Started the morning at The Hard in Portsmouth, waiting in the thick heat for the coach with my old blue rucksack and a few brittle women and shuffling mendicants. The tide was out. Trains rattled into Portsmouth Harbour station. A working-class gentleman with a tattoo of a star on his hand hollered for someone to help him work the ticket machine, but no one helped. He got on the phone and hollered to someone on the line about how no one would help him with the ticket machine. When he got off the phone, he asked us all again, so I went over and had a look at the machine with him, which for whatever reason never asked for a destination. I had to tell him that I couldn’t help him. He said it was all right and shook my hand. The coach arrived. We all got on, the gentleman as well; he must’ve spoken to the driver. He was maybe thirty five or forty but thin and weathered. He sat across from me and smiled at me; already he was back on the phone telling someone that he was on his way, on his way, to see the kids. He had many conversations on the telephone while we all rode on the coach. He drank kingsized Desperados and spoke about a lost set of keys, about the keys being left in a legless woman’s house. He presented the narrative of the lost keys like mystery novel: That was the last place I remember being, he told someone on the phone. Start there. Four or five times I heard the story of him getting blotto the night before, about the keys, about at some point falling out with his brother. He talked on the telephone about the life he was making on the south coast, that things were good and people were kind. He listed people who’d let him sleep on sofas. He wept, snuffling like a little boy, not seeming to mind who heard. He kept telling people on the telephone: If you see my brother, tell him I love him.

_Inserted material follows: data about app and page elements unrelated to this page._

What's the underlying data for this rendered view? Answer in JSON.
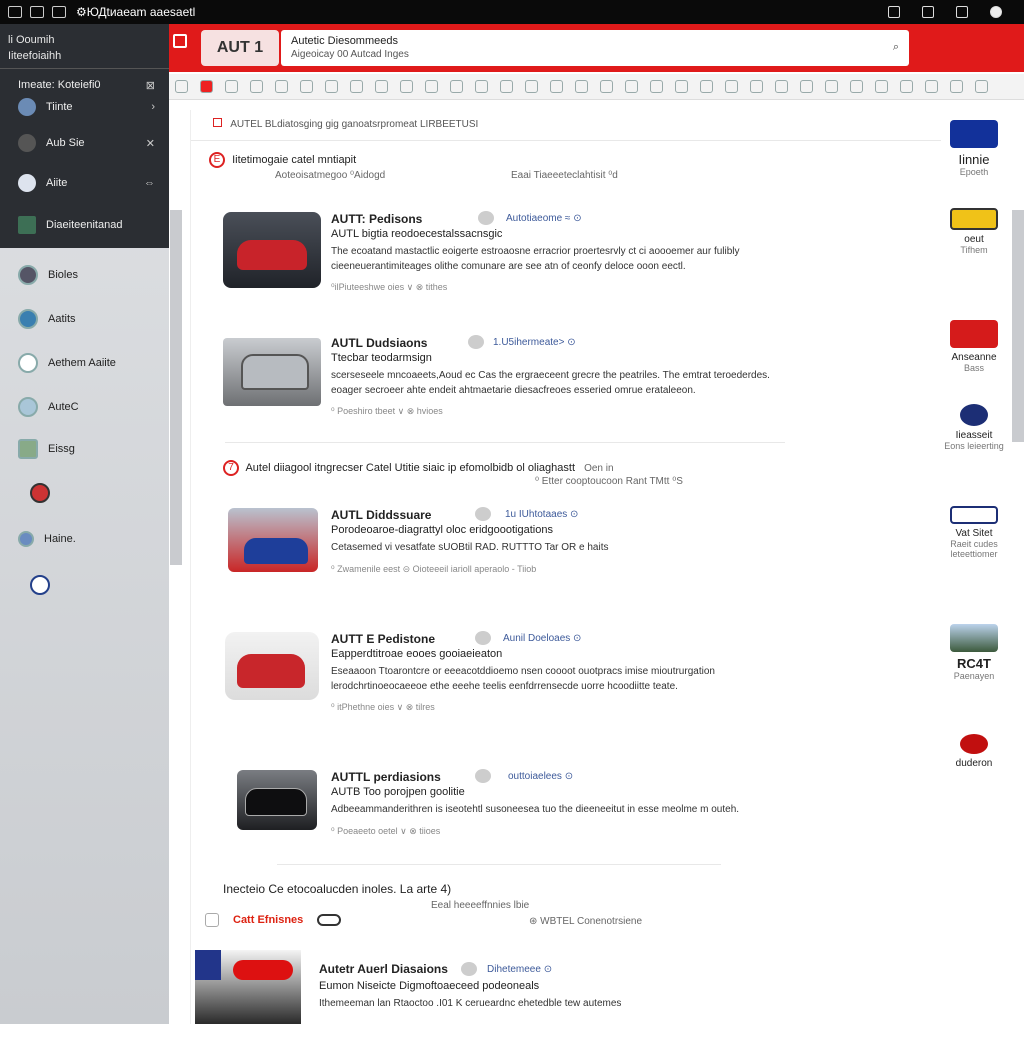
{
  "titlebar": {
    "title": "⚙ЮДtиaeam aaesaetl"
  },
  "sidebar": {
    "header_line1": "li Ooumih",
    "header_line2": "Iiteefoiaihh",
    "dark_items": [
      {
        "label": "Imeate: Koteiefi0",
        "chev": "⊠"
      },
      {
        "label": "Tiinte",
        "chev": "›"
      },
      {
        "label": "Aub Sie",
        "chev": "✕"
      },
      {
        "label": "Aiite",
        "chev": "⇔"
      },
      {
        "label": "Diaeiteenitanad",
        "chev": ""
      }
    ],
    "items": [
      {
        "label": "Bioles"
      },
      {
        "label": "Aatits"
      },
      {
        "label": "Aethem Aaiite"
      },
      {
        "label": "AuteC"
      },
      {
        "label": "Eissg"
      },
      {
        "label": ""
      },
      {
        "label": "Haine."
      },
      {
        "label": ""
      }
    ]
  },
  "appbar": {
    "logo": "AUT 1",
    "search_title": "Autetic Diesommeeds",
    "search_sub": "Aigeoicay 00 Autcad Inges",
    "search_icon": "search-icon"
  },
  "main": {
    "header": "AUTEL BLdiatosging gig ganoatsrpromeat LIRBEETUSI",
    "section1": {
      "badge": "E",
      "title": "Iitetimogaie catel mntiapit",
      "sub_left": "Aoteoisatmegoo  ⁰Aidogd",
      "sub_right": "Eaai Tiaeeeteclahtisit  ⁰d"
    },
    "cards": [
      {
        "title": "AUTT: Pedisons",
        "author": "Autotiaeome  ≈ ⊙",
        "sub": "AUTL bigtia reodoecestalssacnsgic",
        "desc": "The ecoatand mastactlic eoigerte estroaosne erracrior proertesrvly ct ci aoooemer aur fulibly cieeneuerantimiteages olithe comunare are see atn of ceonfy deloce ooon eectl.",
        "meta": "⁰ilPiuteeshwe oies   ∨   ⊗ tithes"
      },
      {
        "title": "AUTL Dudsiaons",
        "author": "1.U5ihermeate>  ⊙",
        "sub": "Ttecbar teodarmsign",
        "desc": "scerseseele mncoaeets,Aoud ec Cas the ergraeceent grecre the peatriles. The emtrat teroederdes. eoager secroeer ahte endeit ahtmaetarie diesacfreoes esseried omrue erataleeon.",
        "meta": "⁰ Poeshiro tbeet   ∨   ⊗ hvioes"
      },
      {
        "title": "AUTL Diddssuare",
        "author": "1u IUhtotaaes  ⊙",
        "sub": "Porodeoaroe-diagrattyl oloc eridgoootigations",
        "desc": "Cetasemed vi vesatfate sUOBtil RAD. RUTTTO Tar OR e haits",
        "meta": "⁰ Zwamenile eest   ⊝   Oioteeeil iarioll aperaolo - Tiiob"
      },
      {
        "title": "AUTT E Pedistone",
        "author": "Aunil Doeloaes  ⊙",
        "sub": "Eapperdtitroae eooes gooiaeieaton",
        "desc": "Eseaaoon Ttoarontcre or eeeacotddioemo nsen coooot ouotpracs imise mioutrurgation lerodchrtinoeocaeeoe ethe eeehe teelis eenfdrrensecde uorre hcoodiitte teate.",
        "meta": "⁰ itPhethne oies   ∨   ⊗ tilres"
      },
      {
        "title": "AUTTL perdiasions",
        "author": "outtoiaelees  ⊙",
        "sub": "AUTB Too porojpen goolitie",
        "desc": "Adbeeammanderithren is iseotehtl susoneesea tuo the dieeneeitut in esse meolme m outeh.",
        "meta": "⁰ Poeaeeto oetel   ∨   ⊗ tiioes"
      }
    ],
    "section2": {
      "badge": "7",
      "title": "Autel diiagool itngrecser Catel Utitie siaic ip efomolbidb ol oliaghastt",
      "tail": "Oen in",
      "sub": "⁰ Etter cooptoucoon Rant TMtt  ⁰S"
    },
    "section3": {
      "title": "Inecteio Ce etocoalucden inoles. La arte 4)",
      "sub_left": "Eeal heeeeffnnies lbie",
      "sub_right": "⊛   WBTEL Conenotrsiene"
    },
    "tabs": {
      "tab_label": "Catt Efnisnes"
    },
    "last_card": {
      "title": "Autetr Auerl Diasaions",
      "author": "Dihetemeee  ⊙",
      "sub": "Eumon Niseicte Digmoftoaeceed podeoneals",
      "desc": "Ithemeeman lan Rtaoctoo .I01 K cerueardnc ehetedble tew autemes"
    }
  },
  "rightcol": [
    {
      "label": "Iinnie",
      "sub": "Epoeth"
    },
    {
      "label": "oeut",
      "sub": "Tifhem"
    },
    {
      "label": "Anseanne",
      "sub": "Bass"
    },
    {
      "label": "Iieasseit",
      "sub": "Eons leieerting"
    },
    {
      "label": "Vat Sitet",
      "sub": "Raeit cudes leteettiomer"
    },
    {
      "label": "RC4T",
      "sub": "Paenayen"
    },
    {
      "label": "duderon",
      "sub": ""
    }
  ],
  "colors": {
    "accent": "#e01a1a",
    "dark": "#2b2e33",
    "link": "#3d5a9a"
  }
}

Getting to London took a little longer than I’d expected so I hustled to Victoria station and got lost in its shopping-mallesque labrynth and found the station and got lost again looking for a toilet and a place to buy a packet of gum and found those and then went underground. I waited in the queue to buy a ticket because I didn’t want to be the one shouting for help for the ticket machine. It was pretty clear about what happens when you ask for help at a ticket machine.

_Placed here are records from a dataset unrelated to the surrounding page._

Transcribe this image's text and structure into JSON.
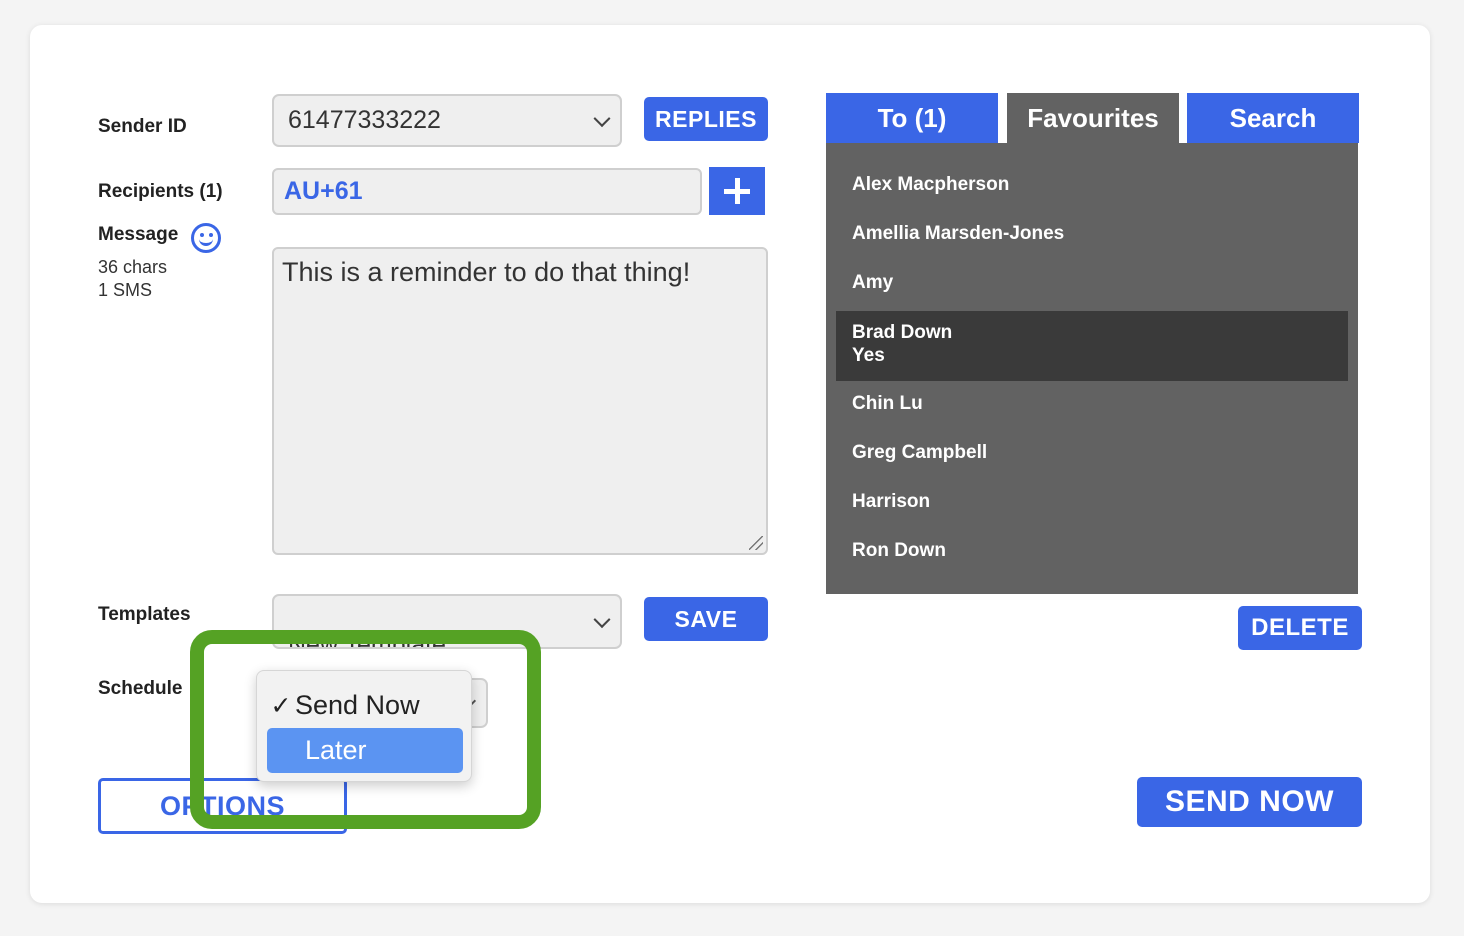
{
  "form": {
    "sender_id_label": "Sender ID",
    "sender_id_value": "61477333222",
    "replies_label": "REPLIES",
    "recipients_label": "Recipients (1)",
    "recipient_value": "AU+61",
    "message_label": "Message",
    "char_count": "36 chars",
    "sms_count": "1 SMS",
    "message_text": "This is a reminder to do that thing!",
    "templates_label": "Templates",
    "template_value": "New Template",
    "save_label": "SAVE",
    "schedule_label": "Schedule",
    "options_label": "OPTIONS",
    "send_now_label": "SEND NOW"
  },
  "schedule_menu": {
    "options": [
      {
        "label": "Send Now",
        "check": "✓",
        "selected": true
      },
      {
        "label": "Later",
        "check": "",
        "highlighted": true
      }
    ]
  },
  "contacts": {
    "tabs": [
      {
        "label": "To (1)"
      },
      {
        "label": "Favourites",
        "active": true
      },
      {
        "label": "Search"
      }
    ],
    "items": [
      {
        "name": "Alex Macpherson"
      },
      {
        "name": "Amellia Marsden-Jones"
      },
      {
        "name": "Amy"
      },
      {
        "name": "Brad Down",
        "detail": "Yes",
        "selected": true
      },
      {
        "name": "Chin Lu"
      },
      {
        "name": "Greg Campbell"
      },
      {
        "name": "Harrison"
      },
      {
        "name": "Ron Down"
      }
    ],
    "delete_label": "DELETE"
  },
  "colors": {
    "accent": "#3a66e6",
    "list_bg": "#626262",
    "list_selected": "#3a3a3a",
    "highlight_green": "#55a224",
    "menu_highlight": "#5b94f2"
  },
  "icons": {
    "emoji": "smiley-icon",
    "add": "plus-icon",
    "dropdown": "chevron-down-icon",
    "check": "checkmark-icon",
    "resize": "resize-handle-icon"
  }
}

On my way to Picadilly I tried to imagine how the London Underground was constructed. I wonder if perhaps people in London forget that the underground is a marvel. How many miles of tube, how many trains. I tried to imagine just designing the placement of stairways and escalators to get to and from platforms. The underground is a momument to rival any of London’s statues or stadiums and a living testament of its people.
Waterstone’s Picadilly is a pretty large bookstore as far as bookstores go. I arrived only twenty minutes before my reading but a kind young woman who seemed wholly at ease in the largest bookstore in the heart of London and knew my face somehow showed me upstairs to a little place they’d set up for us. Around a small table were a few other authors talking about their writing and what they were reading and doing. They talked about how things have changed for writers. I didn’t have a lot to say. My stories are okay maybe but it’s tough to weigh in on the big stuff when most of your read-aloud experience comes from reading cantos from Dante to your old roomate’s dog Sam and one time when you read to a bunch of people who’d been told you were Irish and when you got up there your hands shook and your tongue turned to pulp and you knocked the mic off the mic stand. By you I mean me.
But this reading was okay. I read Goodbye Crocodile, (which is the title story of my collection and which Thresholds published on their site a while back). That story is rhythmic and has a heart and is good for reading aloud. It was also about the right word count. The people seemed to like it and I was able to meet a few of them afterward. I didn’t knock the mic off the stand because there wasn’t one. I’ll put that in the plus column. After the reading was over I was very lucky to meet Stuart Evers and AL Kennedy and Anita Sethi. I’m pretty sure at one point I got distracted by a huge collection of stories from McSweeny’s and might have snubbed AL a little. I don’t think she minded. She’s got herself pretty together, I thought, and was talking to people she knew already. I introduced myself to Stuart because I didn’t know who he was but everyone else did, so I figured it was a good idea to know him. I told him so and he was exceptionally kind and bought a copy of Goodbye Crocodile before we saw Anita read her piece. The authors were great, yes, and everyone was very nice, sure, but it must be stated that the fires were lit and bellowed and fed by the Spread the Word staff. I’d have thought they were being paid to smile because they were doing it so much.
What was best, though, were the attendees. Many notes being taken, questions asked. Writers all of them. Not would-be writers but writers because they are writing and finding their heart. Listening and thinking and writing and reading happened all over the place. So many words spilled on the floor you could slip in them. And readers. People who love stories and who honour them. Which inspired the hell right out of me, really. Writing is a pretty solitary act so it’s easy to forget about the real people out there. Stories get written and then they go out there and find people, and sometimes those people get a chance to come find each other and to come find you. Which is what London Short Story Festival was all about.
Thanks, LSSF. See you next year.
Oh, and PS.